◆ EXERCISE ◆
Check every line of the entries that follow, and copy the ones containing "publisher".
= = = = = = =
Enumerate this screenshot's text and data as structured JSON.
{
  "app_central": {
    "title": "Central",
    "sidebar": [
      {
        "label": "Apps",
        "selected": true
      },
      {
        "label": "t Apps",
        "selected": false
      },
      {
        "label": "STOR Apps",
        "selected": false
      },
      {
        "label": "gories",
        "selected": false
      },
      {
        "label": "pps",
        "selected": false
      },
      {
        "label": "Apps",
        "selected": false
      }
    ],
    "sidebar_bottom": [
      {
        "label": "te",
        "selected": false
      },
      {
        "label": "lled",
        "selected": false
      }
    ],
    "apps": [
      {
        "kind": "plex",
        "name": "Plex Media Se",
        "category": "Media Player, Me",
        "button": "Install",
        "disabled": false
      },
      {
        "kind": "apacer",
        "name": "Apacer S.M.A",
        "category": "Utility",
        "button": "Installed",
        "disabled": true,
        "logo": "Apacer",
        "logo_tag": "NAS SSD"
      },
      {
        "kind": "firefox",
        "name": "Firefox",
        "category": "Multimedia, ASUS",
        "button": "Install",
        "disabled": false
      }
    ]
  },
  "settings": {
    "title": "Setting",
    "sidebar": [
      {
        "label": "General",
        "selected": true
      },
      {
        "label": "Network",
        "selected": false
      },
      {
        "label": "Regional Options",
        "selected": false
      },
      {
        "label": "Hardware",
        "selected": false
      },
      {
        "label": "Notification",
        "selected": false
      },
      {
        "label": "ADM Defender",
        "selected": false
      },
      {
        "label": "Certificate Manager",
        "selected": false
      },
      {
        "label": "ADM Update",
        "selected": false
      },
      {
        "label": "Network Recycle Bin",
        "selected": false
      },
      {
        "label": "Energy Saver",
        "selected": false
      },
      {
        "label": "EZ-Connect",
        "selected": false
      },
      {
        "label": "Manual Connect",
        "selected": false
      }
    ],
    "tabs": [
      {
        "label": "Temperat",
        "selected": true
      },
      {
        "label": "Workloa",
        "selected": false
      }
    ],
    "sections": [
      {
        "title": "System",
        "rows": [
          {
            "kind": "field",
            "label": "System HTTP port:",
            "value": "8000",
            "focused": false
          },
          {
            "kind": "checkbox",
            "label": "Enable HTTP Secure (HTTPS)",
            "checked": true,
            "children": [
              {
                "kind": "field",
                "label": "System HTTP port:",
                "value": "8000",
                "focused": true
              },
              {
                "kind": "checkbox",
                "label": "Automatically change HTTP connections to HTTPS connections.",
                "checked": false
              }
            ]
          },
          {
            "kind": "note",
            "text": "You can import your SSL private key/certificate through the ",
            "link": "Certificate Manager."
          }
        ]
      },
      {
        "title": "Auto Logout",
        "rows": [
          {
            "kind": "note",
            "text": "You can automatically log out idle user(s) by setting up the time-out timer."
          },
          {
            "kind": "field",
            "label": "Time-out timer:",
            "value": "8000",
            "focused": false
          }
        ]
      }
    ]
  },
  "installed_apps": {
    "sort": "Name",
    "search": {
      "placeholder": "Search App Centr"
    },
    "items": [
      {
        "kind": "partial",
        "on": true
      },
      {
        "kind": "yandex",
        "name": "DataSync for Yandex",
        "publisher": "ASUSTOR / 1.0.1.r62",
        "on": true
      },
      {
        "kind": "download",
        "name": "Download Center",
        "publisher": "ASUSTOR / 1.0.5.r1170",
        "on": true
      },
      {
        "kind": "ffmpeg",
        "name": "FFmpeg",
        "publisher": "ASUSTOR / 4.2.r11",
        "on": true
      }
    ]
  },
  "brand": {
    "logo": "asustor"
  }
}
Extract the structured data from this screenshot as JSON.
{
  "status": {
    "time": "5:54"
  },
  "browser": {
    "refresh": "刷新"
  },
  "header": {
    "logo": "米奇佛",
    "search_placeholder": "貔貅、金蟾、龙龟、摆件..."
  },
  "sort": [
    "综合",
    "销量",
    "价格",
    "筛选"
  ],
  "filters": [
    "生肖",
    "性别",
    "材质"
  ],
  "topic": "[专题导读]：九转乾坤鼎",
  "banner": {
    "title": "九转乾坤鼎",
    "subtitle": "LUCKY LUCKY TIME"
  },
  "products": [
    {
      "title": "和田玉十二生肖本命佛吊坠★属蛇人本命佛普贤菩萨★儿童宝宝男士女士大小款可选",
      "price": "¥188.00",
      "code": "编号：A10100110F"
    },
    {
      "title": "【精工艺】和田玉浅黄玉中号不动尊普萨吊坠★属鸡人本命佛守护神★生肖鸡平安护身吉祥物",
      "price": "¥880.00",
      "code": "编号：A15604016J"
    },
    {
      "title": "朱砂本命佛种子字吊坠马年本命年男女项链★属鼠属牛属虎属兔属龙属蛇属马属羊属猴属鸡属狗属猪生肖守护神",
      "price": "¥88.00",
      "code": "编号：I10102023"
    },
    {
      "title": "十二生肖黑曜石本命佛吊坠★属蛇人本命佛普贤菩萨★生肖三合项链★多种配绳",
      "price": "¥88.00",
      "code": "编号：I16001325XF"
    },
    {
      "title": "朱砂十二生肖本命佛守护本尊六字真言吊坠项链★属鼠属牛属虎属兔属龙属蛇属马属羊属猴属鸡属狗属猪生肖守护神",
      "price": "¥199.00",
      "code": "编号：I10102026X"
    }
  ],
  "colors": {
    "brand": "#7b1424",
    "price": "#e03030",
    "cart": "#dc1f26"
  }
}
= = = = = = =
◆ SOLUTION ◆
        "publisher": "ASUSTOR / 1.0.1.r62",
        "publisher": "ASUSTOR / 1.0.5.r1170",
        "publisher": "ASUSTOR / 4.2.r11",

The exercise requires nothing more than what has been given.